Search the entries below for the line containing "What data populates"; from there to the end, return every line exactly and add nothing.
[[ RECORDS FOR THIS EXERCISE open ]]
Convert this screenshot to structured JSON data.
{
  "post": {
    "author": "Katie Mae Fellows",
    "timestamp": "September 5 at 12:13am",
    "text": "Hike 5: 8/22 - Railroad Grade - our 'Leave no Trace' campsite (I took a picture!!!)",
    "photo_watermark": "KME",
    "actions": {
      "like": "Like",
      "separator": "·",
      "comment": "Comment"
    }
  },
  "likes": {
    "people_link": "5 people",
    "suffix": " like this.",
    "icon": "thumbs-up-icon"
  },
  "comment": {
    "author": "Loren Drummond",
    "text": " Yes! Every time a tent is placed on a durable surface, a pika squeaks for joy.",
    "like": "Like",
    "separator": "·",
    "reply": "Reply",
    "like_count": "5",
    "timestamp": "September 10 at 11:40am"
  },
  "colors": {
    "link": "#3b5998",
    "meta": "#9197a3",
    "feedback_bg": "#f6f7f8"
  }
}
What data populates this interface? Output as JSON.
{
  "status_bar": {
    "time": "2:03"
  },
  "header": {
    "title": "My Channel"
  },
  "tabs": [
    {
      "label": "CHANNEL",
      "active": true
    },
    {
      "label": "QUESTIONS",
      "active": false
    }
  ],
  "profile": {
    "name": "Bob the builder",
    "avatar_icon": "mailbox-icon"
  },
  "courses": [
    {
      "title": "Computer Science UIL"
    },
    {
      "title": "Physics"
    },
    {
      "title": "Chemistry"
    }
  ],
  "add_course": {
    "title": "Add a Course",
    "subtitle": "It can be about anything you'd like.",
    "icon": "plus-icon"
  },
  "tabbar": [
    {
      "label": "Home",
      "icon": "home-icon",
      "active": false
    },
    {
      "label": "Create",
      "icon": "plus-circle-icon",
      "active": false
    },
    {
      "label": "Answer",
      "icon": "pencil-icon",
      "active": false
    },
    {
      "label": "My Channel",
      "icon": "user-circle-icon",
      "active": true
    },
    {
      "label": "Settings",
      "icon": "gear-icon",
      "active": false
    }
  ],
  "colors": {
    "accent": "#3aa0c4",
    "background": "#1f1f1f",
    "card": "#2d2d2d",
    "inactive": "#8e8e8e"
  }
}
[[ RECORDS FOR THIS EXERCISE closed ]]
_SOLVED PROBLEM_
What data populates this interface? Output as JSON.
{
  "status_bar": {
    "time": "2:03"
  },
  "header": {
    "title": "My Channel"
  },
  "tabs": [
    {
      "label": "CHANNEL",
      "active": true
    },
    {
      "label": "QUESTIONS",
      "active": false
    }
  ],
  "profile": {
    "name": "Bob the builder",
    "avatar_icon": "mailbox-icon"
  },
  "courses": [
    {
      "title": "Computer Science UIL"
    },
    {
      "title": "Physics"
    },
    {
      "title": "Chemistry"
    }
  ],
  "add_course": {
    "title": "Add a Course",
    "subtitle": "It can be about anything you'd like.",
    "icon": "plus-icon"
  },
  "tabbar": [
    {
      "label": "Home",
      "icon": "home-icon",
      "active": false
    },
    {
      "label": "Create",
      "icon": "plus-circle-icon",
      "active": false
    },
    {
      "label": "Answer",
      "icon": "pencil-icon",
      "active": false
    },
    {
      "label": "My Channel",
      "icon": "user-circle-icon",
      "active": true
    },
    {
      "label": "Settings",
      "icon": "gear-icon",
      "active": false
    }
  ],
  "colors": {
    "accent": "#3aa0c4",
    "background": "#1f1f1f",
    "card": "#2d2d2d",
    "inactive": "#8e8e8e"
  }
}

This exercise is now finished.